Tatum set the tone on the defensive end with his six steals, which marked a career-high for either a regular-season or playoff game. As a team, the Celtics forced 21 turnovers and off those turnovers, they scored 37 points.
On top of those turnovers, the C’s also created countless deflections, as Tatum, Jaylen Brown, Marcus Smart, Al Horford, and others all provided relentless pressure.
“Smart, even Al, diving on the floor, we need that from everybody,” said Tatum. “If Al's diving on the floor, there's no excuse for me not to or JB. We all know that. We all got each other's back. So being on the same page communicating and competing, playing as hard as you can.”
Jaylen Brown has also stepped up as a leader to make sure that the team is coming in with the right focus, as Grant Williams described after Saturday’s pregame shootaround. “JB does a great job saying that every single game, ‘We are who we are, we have to be true to ourselves, we have to trust one another, and we have to be our best.’”
Having not one star, but two, instilling such empowerment has gone a long way in forming championship-caliber chemistry and determination.
"That’s something that myself and Jayson have been challenged to do more,” said Brown, who notched 23 points, four rebounds, five assists, and two steals. “Taking the reins is something that we've grown in that regard: being a leader, speaking to different guys separately in different ways, finding ways to inspire, motivate, influence your teammates.”
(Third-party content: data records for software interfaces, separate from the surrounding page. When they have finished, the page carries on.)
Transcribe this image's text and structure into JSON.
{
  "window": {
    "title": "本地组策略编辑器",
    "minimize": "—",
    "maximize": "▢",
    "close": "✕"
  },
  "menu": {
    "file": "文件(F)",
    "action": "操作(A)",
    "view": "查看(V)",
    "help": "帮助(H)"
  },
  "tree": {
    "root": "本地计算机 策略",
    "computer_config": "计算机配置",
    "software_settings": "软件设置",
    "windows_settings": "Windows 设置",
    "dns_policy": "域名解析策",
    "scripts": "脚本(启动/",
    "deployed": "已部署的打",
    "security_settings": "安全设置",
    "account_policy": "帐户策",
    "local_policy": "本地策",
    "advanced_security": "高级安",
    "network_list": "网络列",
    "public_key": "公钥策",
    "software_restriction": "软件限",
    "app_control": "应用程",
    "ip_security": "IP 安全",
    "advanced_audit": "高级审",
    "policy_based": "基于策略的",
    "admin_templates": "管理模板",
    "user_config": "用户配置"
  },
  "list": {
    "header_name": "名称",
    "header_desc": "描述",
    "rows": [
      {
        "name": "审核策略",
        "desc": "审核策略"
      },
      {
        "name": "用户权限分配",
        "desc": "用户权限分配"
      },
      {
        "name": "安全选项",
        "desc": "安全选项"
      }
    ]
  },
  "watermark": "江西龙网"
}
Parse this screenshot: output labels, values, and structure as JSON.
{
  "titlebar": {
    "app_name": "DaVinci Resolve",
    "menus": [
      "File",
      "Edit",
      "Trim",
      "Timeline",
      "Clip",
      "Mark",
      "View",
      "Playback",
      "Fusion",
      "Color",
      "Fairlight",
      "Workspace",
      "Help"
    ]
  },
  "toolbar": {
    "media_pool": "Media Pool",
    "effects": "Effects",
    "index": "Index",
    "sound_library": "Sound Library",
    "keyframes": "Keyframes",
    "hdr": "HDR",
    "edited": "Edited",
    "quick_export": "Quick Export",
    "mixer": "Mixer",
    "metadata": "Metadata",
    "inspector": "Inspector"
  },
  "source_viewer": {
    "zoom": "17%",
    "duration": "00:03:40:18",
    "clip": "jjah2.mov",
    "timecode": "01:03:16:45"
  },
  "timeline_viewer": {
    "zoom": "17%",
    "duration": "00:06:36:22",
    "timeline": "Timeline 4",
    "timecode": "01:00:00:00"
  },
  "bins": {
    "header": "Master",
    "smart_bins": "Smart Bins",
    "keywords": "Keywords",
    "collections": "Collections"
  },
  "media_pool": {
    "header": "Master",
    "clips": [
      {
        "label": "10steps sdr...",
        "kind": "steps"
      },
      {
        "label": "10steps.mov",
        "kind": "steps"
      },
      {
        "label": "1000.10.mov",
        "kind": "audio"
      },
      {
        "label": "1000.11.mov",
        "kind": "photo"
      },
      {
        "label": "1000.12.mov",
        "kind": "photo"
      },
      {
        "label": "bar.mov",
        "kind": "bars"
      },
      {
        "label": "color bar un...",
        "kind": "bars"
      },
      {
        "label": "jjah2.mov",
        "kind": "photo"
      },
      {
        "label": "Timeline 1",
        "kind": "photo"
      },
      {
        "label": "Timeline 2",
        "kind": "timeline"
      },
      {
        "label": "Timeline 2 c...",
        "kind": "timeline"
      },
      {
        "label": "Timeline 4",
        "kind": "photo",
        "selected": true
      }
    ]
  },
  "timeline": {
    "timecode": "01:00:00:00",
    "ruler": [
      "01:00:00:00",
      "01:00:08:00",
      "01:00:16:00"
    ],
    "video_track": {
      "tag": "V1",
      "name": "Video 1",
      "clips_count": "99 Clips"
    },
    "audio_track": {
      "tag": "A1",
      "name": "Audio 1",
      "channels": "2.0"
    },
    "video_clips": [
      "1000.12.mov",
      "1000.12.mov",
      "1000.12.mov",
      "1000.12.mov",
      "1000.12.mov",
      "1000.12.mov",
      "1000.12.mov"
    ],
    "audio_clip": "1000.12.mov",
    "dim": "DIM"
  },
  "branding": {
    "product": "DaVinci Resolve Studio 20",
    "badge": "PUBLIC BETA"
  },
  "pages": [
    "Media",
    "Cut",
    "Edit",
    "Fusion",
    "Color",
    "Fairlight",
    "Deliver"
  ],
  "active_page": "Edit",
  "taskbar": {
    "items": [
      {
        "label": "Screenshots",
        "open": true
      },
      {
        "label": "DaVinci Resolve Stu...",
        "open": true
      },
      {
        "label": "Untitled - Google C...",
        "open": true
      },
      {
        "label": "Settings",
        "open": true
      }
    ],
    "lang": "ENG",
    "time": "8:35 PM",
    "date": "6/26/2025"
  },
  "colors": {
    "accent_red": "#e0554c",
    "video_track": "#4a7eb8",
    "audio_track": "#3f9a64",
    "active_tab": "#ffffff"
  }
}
Whatever Brown and Tatum are saying, it’s working, and they have a 3-0 series lead to show for it.